Some industries have more workers now than they did pre-pandemic, including couriers and messengers (naturally) and garden supply stores.
The big picture: Even with March's gain, jobs in the leisure and hospitality sector have the longest road to recovery. The March jobs report was a blowout, with gains across industries — a sign that the labor market recovery is picking up speed.
The U.S. economy added a whopping 916,000 jobs last month, while the unemployment rate fell to 6% from 6.2%, the government said on Friday.
Why it matters: The blowout job gains show how vaccines and the economic reopening are juicing the battered labor market. Economists had been expecting an increase of 675,000.

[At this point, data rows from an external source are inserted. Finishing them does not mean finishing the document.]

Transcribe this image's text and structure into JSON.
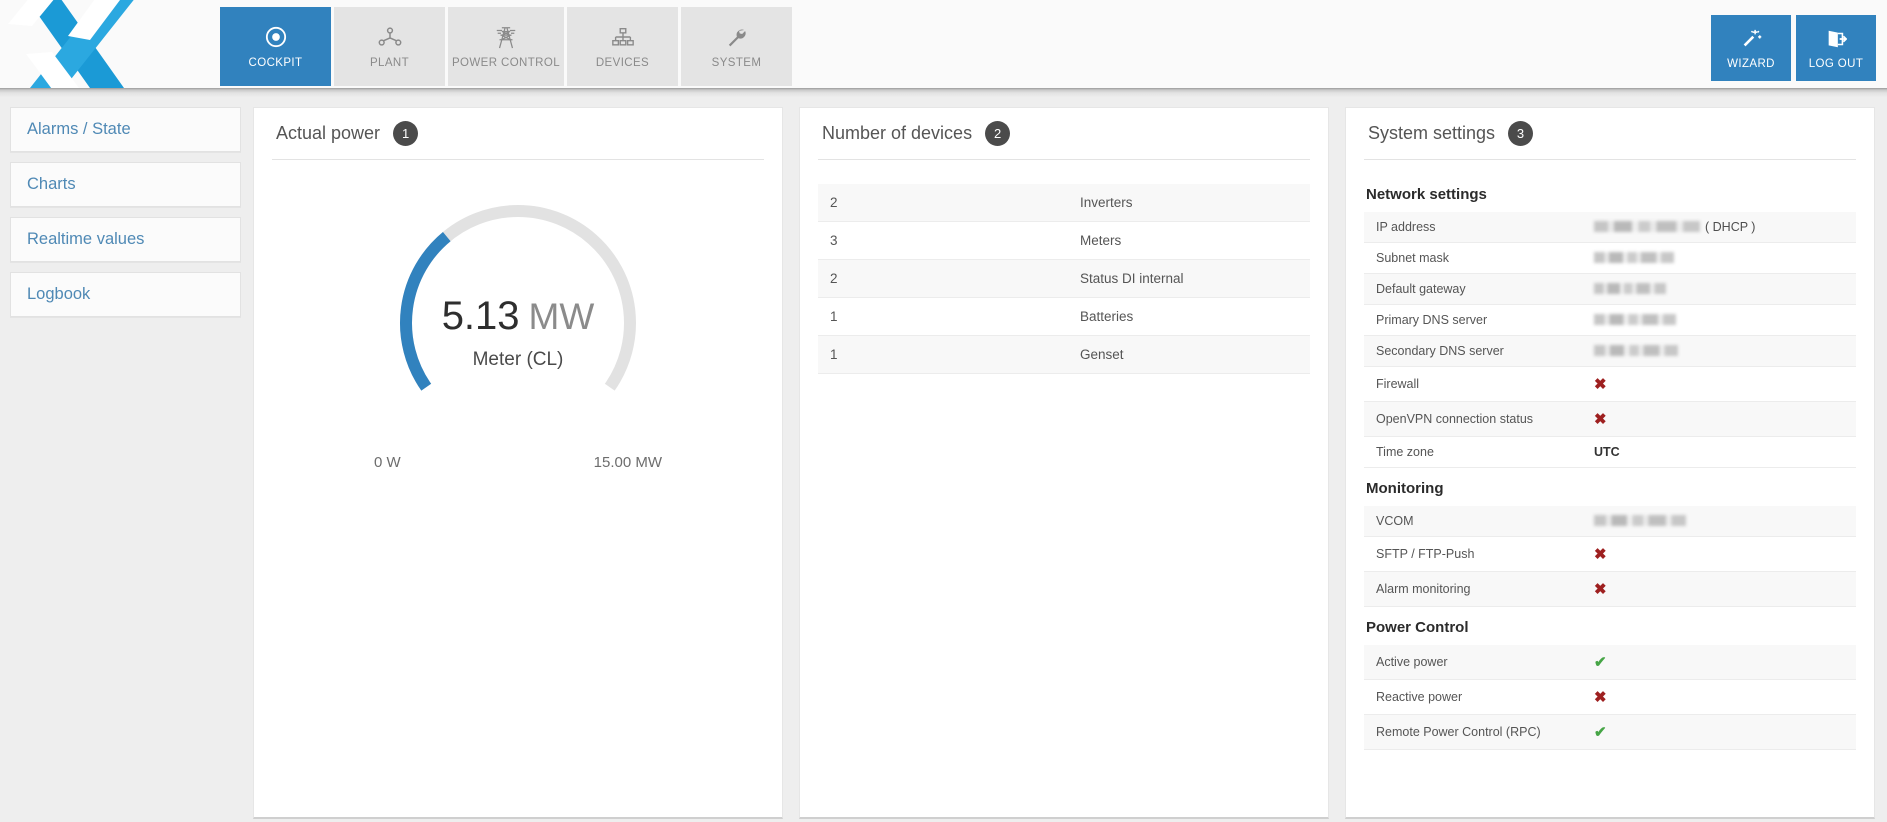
{
  "header": {
    "logo_name": "x-logo",
    "tabs": [
      {
        "label": "COCKPIT",
        "icon": "target-icon",
        "active": true
      },
      {
        "label": "PLANT",
        "icon": "plant-network-icon",
        "active": false
      },
      {
        "label": "POWER CONTROL",
        "icon": "power-pylon-icon",
        "active": false
      },
      {
        "label": "DEVICES",
        "icon": "devices-hierarchy-icon",
        "active": false
      },
      {
        "label": "SYSTEM",
        "icon": "wrench-icon",
        "active": false
      }
    ],
    "actions": [
      {
        "label": "WIZARD",
        "icon": "magic-wand-icon"
      },
      {
        "label": "LOG OUT",
        "icon": "logout-door-icon"
      }
    ],
    "accent_color": "#3182be"
  },
  "sidebar": {
    "items": [
      {
        "label": "Alarms / State"
      },
      {
        "label": "Charts"
      },
      {
        "label": "Realtime values"
      },
      {
        "label": "Logbook"
      }
    ]
  },
  "panels": {
    "actual_power": {
      "title": "Actual power",
      "badge": "1",
      "value": "5.13",
      "unit": "MW",
      "source": "Meter (CL)",
      "scale_min": "0 W",
      "scale_max": "15.00 MW"
    },
    "devices": {
      "title": "Number of devices",
      "badge": "2",
      "rows": [
        {
          "count": "2",
          "name": "Inverters"
        },
        {
          "count": "3",
          "name": "Meters"
        },
        {
          "count": "2",
          "name": "Status DI internal"
        },
        {
          "count": "1",
          "name": "Batteries"
        },
        {
          "count": "1",
          "name": "Genset"
        }
      ]
    },
    "system_settings": {
      "title": "System settings",
      "badge": "3",
      "groups": [
        {
          "title": "Network settings",
          "rows": [
            {
              "label": "IP address",
              "value_type": "masked",
              "suffix": "( DHCP )",
              "mask_width": 106
            },
            {
              "label": "Subnet mask",
              "value_type": "masked",
              "mask_width": 80
            },
            {
              "label": "Default gateway",
              "value_type": "masked",
              "mask_width": 72
            },
            {
              "label": "Primary DNS server",
              "value_type": "masked",
              "mask_width": 82
            },
            {
              "label": "Secondary DNS server",
              "value_type": "masked",
              "mask_width": 84
            },
            {
              "label": "Firewall",
              "value_type": "cross"
            },
            {
              "label": "OpenVPN connection status",
              "value_type": "cross"
            },
            {
              "label": "Time zone",
              "value_type": "text",
              "value": "UTC"
            }
          ]
        },
        {
          "title": "Monitoring",
          "rows": [
            {
              "label": "VCOM",
              "value_type": "masked",
              "mask_width": 92
            },
            {
              "label": "SFTP / FTP-Push",
              "value_type": "cross"
            },
            {
              "label": "Alarm monitoring",
              "value_type": "cross"
            }
          ]
        },
        {
          "title": "Power Control",
          "rows": [
            {
              "label": "Active power",
              "value_type": "check"
            },
            {
              "label": "Reactive power",
              "value_type": "cross"
            },
            {
              "label": "Remote Power Control (RPC)",
              "value_type": "check"
            }
          ]
        }
      ]
    }
  },
  "chart_data": {
    "type": "gauge",
    "title": "Actual power",
    "value": 5.13,
    "unit": "MW",
    "label": "Meter (CL)",
    "min": 0,
    "max": 15.0,
    "min_label": "0 W",
    "max_label": "15.00 MW",
    "percent": 34.2,
    "arc_start_deg": -125,
    "arc_end_deg": 125,
    "value_color": "#3182be",
    "track_color": "#e2e2e2"
  }
}
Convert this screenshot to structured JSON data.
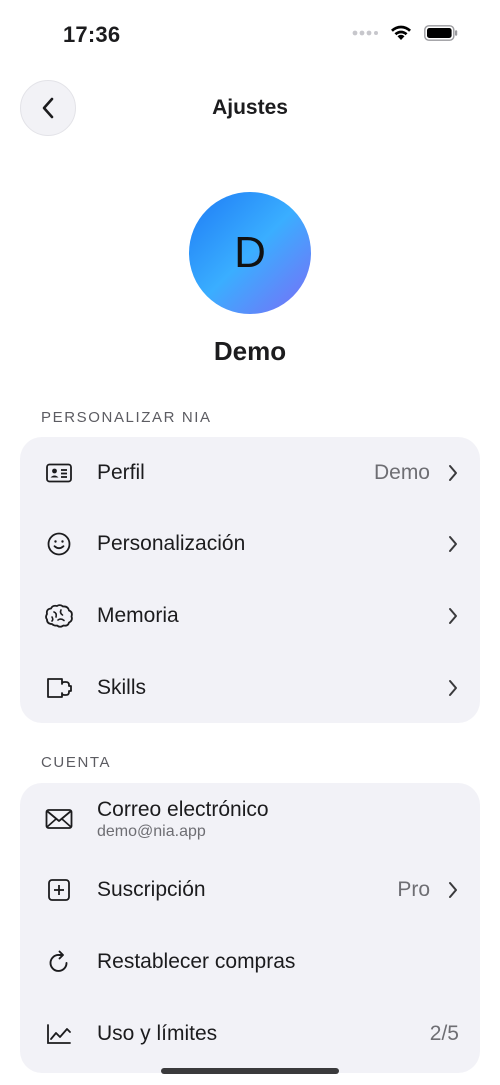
{
  "status_bar": {
    "time": "17:36"
  },
  "header": {
    "title": "Ajustes"
  },
  "profile": {
    "initial": "D",
    "name": "Demo"
  },
  "sections": {
    "personalize": {
      "header": "PERSONALIZAR NIA",
      "items": [
        {
          "label": "Perfil",
          "value": "Demo",
          "icon": "id-card-icon"
        },
        {
          "label": "Personalización",
          "icon": "smiley-icon"
        },
        {
          "label": "Memoria",
          "icon": "brain-icon"
        },
        {
          "label": "Skills",
          "icon": "puzzle-icon"
        }
      ]
    },
    "account": {
      "header": "CUENTA",
      "items": [
        {
          "label": "Correo electrónico",
          "sublabel": "demo@nia.app",
          "icon": "envelope-icon"
        },
        {
          "label": "Suscripción",
          "value": "Pro",
          "icon": "plus-square-icon"
        },
        {
          "label": "Restablecer compras",
          "icon": "refresh-icon"
        },
        {
          "label": "Uso y límites",
          "value": "2/5",
          "icon": "chart-line-icon"
        }
      ]
    }
  },
  "colors": {
    "card_background": "#f2f2f7",
    "avatar_gradient": [
      "#1e7bf5",
      "#3aaeff",
      "#7b6cf6"
    ],
    "secondary_text": "#6e6e73"
  }
}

Why it matters: The expanded rail system — funded with the $80 billion Biden's infrastructure plan allocates to rail specifically—would "create jobs, improve the quality of life, reduce carbon emissions and generate economic growth,” Amtrak said in a statement.
"Bro" culture, gender bias and micromanagement were top concerns among women in tech who were dissatisfied with their employers, according to a survey from Elpha, the results of which were shared first with Axios.
Why it matters: Hiring bias is only one cause of tech's gender imbalance. Another problem is that women leave the industry because they find the environment works against their success.
In the wake of the pandemic, more companies will begin "going digital first," prioritizing their digital infrastructures over physical office spaces, Slack CEO Stewart Butterfield said Wednesday during an Axios virtual event.
Why it matters: The pandemic has accelerated pre-existing trends towards digitalization and prompted some companies to undergo digital transformations that otherwise may have taken them much longer, Butterfield said.
Confidence is returning to U.S. consumers as the government ramps up big spending programs that are putting money directly in Americans' bank accounts and COVID-19 vaccinations increase.
Why it matters: The return of confidence itself is reassuring, but more economists also are expecting that a major increase in hiring this month is behind the improvement.
We've recapped how the pandemic upended the working world, but what's coming next?
The big picture: As vaccinations send people back to work and the world comes out of pandemic hibernation, these are the biggest trends to watch for in the workplace this year, according to experts.
Despite some progress, it will take women in North America approximately 61.5 years to have economic parity with men according to the World Economic Forum's Global Gender Gap Report for 2021.
Why it matters: Women in the U.S. have made strides in political representation, but they still lag behind men in job market participation and income, according to the report.
New Mexico Sen. Ben Ray Luján (D) said at an Axios event Tuesday that diversifying New Mexico's economy will create "homegrown" opportunities, providing a different type of job security for workers who rely on oil and gas industries.
Why it matters: Politicians have sparred over environmental justice and its impact on workers in the oil and gas industries. But even major oil and gas producers across the U.S. are making changes now, Luján said, which means New Mexico needs to move fast about planning for the future.